The illicit use of drugs and particularly opiates, benzodiazepines and psychostimulants, causes significant problems within Scotland as it does in other parts of the UK and Europe. Some of these problems are primarily social in nature, involving, for example, increases in acquisitive crime, prostitution, unemployment, family breakdown and homelessness. Others are more clearly associated with health problems, for example, the transmission of communicable diseases (HIV, hepatitis), injecting-related injuries and increased demands upon health care services.

Similarly, alcohol problems are a major concern for public health in Scotland. Short-term problems such as intoxication can lead to risk of injury and is associated with violence and social disorder. Over the longer term, excessive consumption can cause irreversible damage to parts of the body such as the liver and brain. Alcohol can also lead to mental health problems, for example, alcohol dependency and increased risk of suicide. In addition, alcohol is recognised as a contributory factor in many other diseases including cancer, stroke and heart disease. Wider social problems include family disruption, absenteeism from work and financial difficulties. The Alcohol Framework 2018: Preventing Harm, published by the Scottish Government includes the estimate from the 2010 study, The Societal Cost of Alcohol Misuse in Scotland for 2007, that the impact of this excessive consumption is estimated to cost Scotland £3.6 billion each year.

Our Challenge

There are a number of characteristics in the behaviours, profile and patterns of drug use and people who use them that both differentiate and add complexity to the nature of our challenge, such as:

  • High risk patterns of Drug use, including multiple different drug (poly drug use) and alcohol.
  • High levels of social depravation, poverty and highly stigmatised people.

Drug Misuse & Treatment in Scottish Prisons

From 2009/10 to 2018/19, Testing was conducted across all Scottish prisons annually. During one month of the year, prisoners arriving in custody were voluntarily tested for the presence of illegal or illicit drugs. Similarly, those leaving custody during the month were tested to assess progress towards the ‘reduced or stabilised’ offender outcome. Some key points been:

  • In 2018/19, of the tests carried out at prison entry 75% were positive for drugs
  • The illegal/illicit drugs most commonly detected when entering prison in 2018/19 were cannabis benzodiazepines, opiates and cocaine
  • In 2018/19, of the tests carried out when leaving prison 26% were positive for illegal/illicit drugs

Recovery Services in Scottish Prisons

Recovery services are provided by a range of NHS and Third sector commissioned services, the three prisons we are working with also invite Lived Experiences Recovery organisations to partner with them and embed Lived Experience into their Recovery Agenda.

All of our partner prisons work with the Anonymous fellowships (AA, NA, CA), the local Recovery Communities and a variety of partner organisations. We are proud to have strong partnerships with HMP Edinburgh, HMP Glenochil and HMP Perth, where there is a recognition that our Recovery Coaching Qualification brings a unique benefit to the residents and forms an integral part of the establishments Recovery Agenda.

Not only that, but our qualification gives a broad foundation for residents to become Peer Mentors and Recovery Coaches themselves, increasing recovery capacity and getting the recovery message out across the prison.


A recovery coach is a non-clinical person who helps remove personal and environmental obstacles from the recovery community and serves as a personal guide and mentor in the management of personal and family recovery.
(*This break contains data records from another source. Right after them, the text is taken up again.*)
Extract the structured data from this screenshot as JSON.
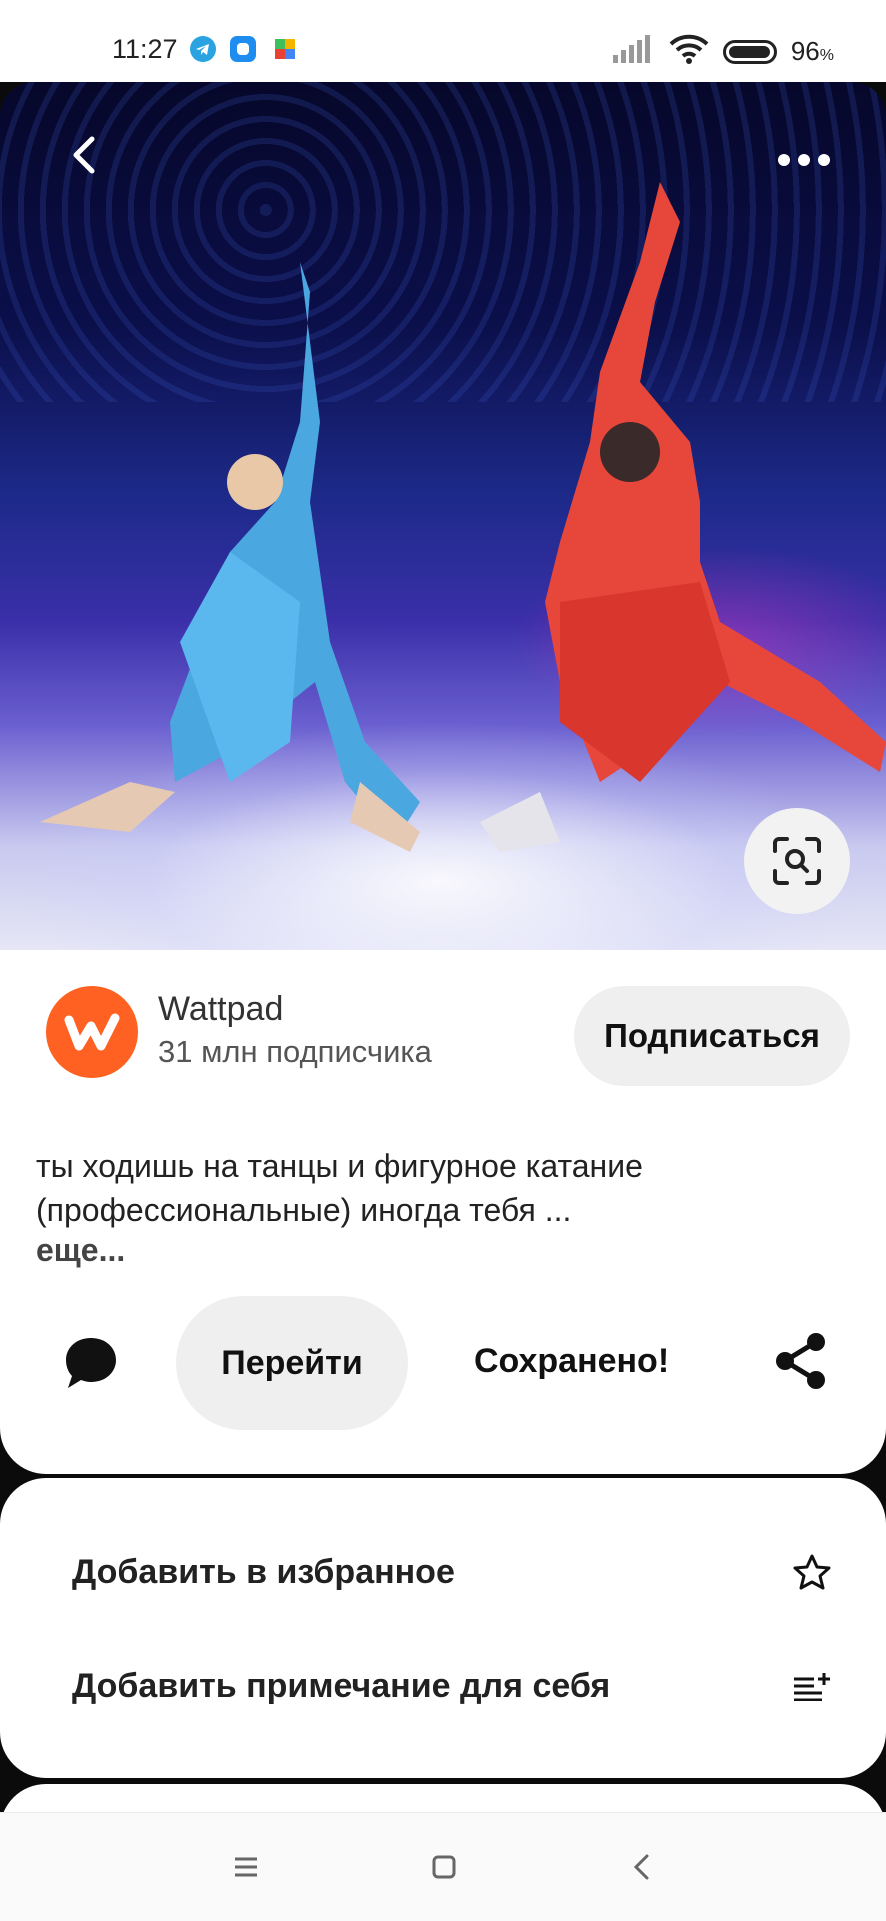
{
  "status_bar": {
    "time": "11:27",
    "battery": "96",
    "battery_unit": "%"
  },
  "pin": {
    "image_alt": "Две фигуристки на льду",
    "author": {
      "name": "Wattpad",
      "subscribers": "31 млн подписчика"
    },
    "follow_label": "Подписаться",
    "description": "ты ходишь на танцы и фигурное катание (профессиональные) иногда тебя ...",
    "more_label": "еще...",
    "actions": {
      "goto_label": "Перейти",
      "saved_label": "Сохранено!"
    }
  },
  "menu": {
    "items": [
      {
        "label": "Добавить в избранное",
        "icon": "star-icon"
      },
      {
        "label": "Добавить примечание для себя",
        "icon": "add-note-icon"
      }
    ]
  },
  "colors": {
    "brand": "#ff6122",
    "pill": "#efefef",
    "background": "#0b0b0b"
  }
}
Recovery Coaches provide strength-based support with substance dependent clients or clients who are in recovery from substances, co-dependency, or other addictive behaviours. They also work well with clients who are actively struggling with addiction as well as clients who are currently in a recovery program or out of a Recovery Program and want to simply discover who they are and who want to move from “Recovery to Discovery”.

Recovery coaches take a “hands on” approach and get involved with the client to help find ways to stop addiction (abstinence) or reduce harm (Harm Reduction) associated with addictive behaviours. Recovery coaches help find resources for Harm Reduction, detox, treatment, family support, education, local or online support groups, help a client create a change as well as assist the client in coming up with a “Life Plan” to recover on their own through Life Coaching.

A Recovery coach can work with a client in a traditional 12 step program like AA or in a non 12 step mutual aid program like SMART Recovery. It is important for the Recovery Coach to be prepared to use whatever method of recovery the client sees useful. Many clients who are going through recovery, or have gone through recovery, reported that Recovery Coaches have been extremely useful to move them Beyond Recovery so that they can move forward and have useful, productive, and purposeful lives, which is something that they do not seem to get from a therapist, counsellor, sponsor, or health care provider. Recovery Coaches go above and beyond every step of the way through the recovery process with their clients.

RCS deliver our 10 session self-coaching course across four prisons in Scotland, this is delivered by our staff team and volunteers across the prisons and Borders Recovery Community.